Problem: Reproduce every record below exactly as it appears.

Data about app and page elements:
========================================================================
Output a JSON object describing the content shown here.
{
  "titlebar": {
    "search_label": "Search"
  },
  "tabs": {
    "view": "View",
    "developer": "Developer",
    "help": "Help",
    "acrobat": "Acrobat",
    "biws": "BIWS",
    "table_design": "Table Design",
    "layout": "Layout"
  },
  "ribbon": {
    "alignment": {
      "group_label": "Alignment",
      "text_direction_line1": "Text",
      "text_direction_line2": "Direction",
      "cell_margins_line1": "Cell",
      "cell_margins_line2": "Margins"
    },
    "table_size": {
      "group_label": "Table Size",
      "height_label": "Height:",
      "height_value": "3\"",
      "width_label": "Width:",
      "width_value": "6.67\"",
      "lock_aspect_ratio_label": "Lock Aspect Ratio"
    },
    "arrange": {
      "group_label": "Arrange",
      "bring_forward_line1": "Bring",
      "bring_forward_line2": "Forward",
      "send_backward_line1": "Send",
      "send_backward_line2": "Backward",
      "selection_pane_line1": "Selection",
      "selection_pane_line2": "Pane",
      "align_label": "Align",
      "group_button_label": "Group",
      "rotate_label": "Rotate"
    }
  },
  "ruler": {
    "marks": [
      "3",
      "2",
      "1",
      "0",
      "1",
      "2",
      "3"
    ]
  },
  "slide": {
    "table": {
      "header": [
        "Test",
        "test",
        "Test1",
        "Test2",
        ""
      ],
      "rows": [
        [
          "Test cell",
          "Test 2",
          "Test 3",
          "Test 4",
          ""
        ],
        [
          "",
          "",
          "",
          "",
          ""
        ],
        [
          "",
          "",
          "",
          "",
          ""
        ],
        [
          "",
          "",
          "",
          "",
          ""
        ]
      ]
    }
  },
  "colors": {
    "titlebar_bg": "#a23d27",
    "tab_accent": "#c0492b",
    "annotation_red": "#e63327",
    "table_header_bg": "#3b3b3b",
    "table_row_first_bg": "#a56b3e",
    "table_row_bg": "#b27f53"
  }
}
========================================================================
Answer to the problem:
Output a JSON object describing the content shown here.
{
  "titlebar": {
    "search_label": "Search"
  },
  "tabs": {
    "view": "View",
    "developer": "Developer",
    "help": "Help",
    "acrobat": "Acrobat",
    "biws": "BIWS",
    "table_design": "Table Design",
    "layout": "Layout"
  },
  "ribbon": {
    "alignment": {
      "group_label": "Alignment",
      "text_direction_line1": "Text",
      "text_direction_line2": "Direction",
      "cell_margins_line1": "Cell",
      "cell_margins_line2": "Margins"
    },
    "table_size": {
      "group_label": "Table Size",
      "height_label": "Height:",
      "height_value": "3\"",
      "width_label": "Width:",
      "width_value": "6.67\"",
      "lock_aspect_ratio_label": "Lock Aspect Ratio"
    },
    "arrange": {
      "group_label": "Arrange",
      "bring_forward_line1": "Bring",
      "bring_forward_line2": "Forward",
      "send_backward_line1": "Send",
      "send_backward_line2": "Backward",
      "selection_pane_line1": "Selection",
      "selection_pane_line2": "Pane",
      "align_label": "Align",
      "group_button_label": "Group",
      "rotate_label": "Rotate"
    }
  },
  "ruler": {
    "marks": [
      "3",
      "2",
      "1",
      "0",
      "1",
      "2",
      "3"
    ]
  },
  "slide": {
    "table": {
      "header": [
        "Test",
        "test",
        "Test1",
        "Test2",
        ""
      ],
      "rows": [
        [
          "Test cell",
          "Test 2",
          "Test 3",
          "Test 4",
          ""
        ],
        [
          "",
          "",
          "",
          "",
          ""
        ],
        [
          "",
          "",
          "",
          "",
          ""
        ],
        [
          "",
          "",
          "",
          "",
          ""
        ]
      ]
    }
  },
  "colors": {
    "titlebar_bg": "#a23d27",
    "tab_accent": "#c0492b",
    "annotation_red": "#e63327",
    "table_header_bg": "#3b3b3b",
    "table_row_first_bg": "#a56b3e",
    "table_row_bg": "#b27f53"
  }
}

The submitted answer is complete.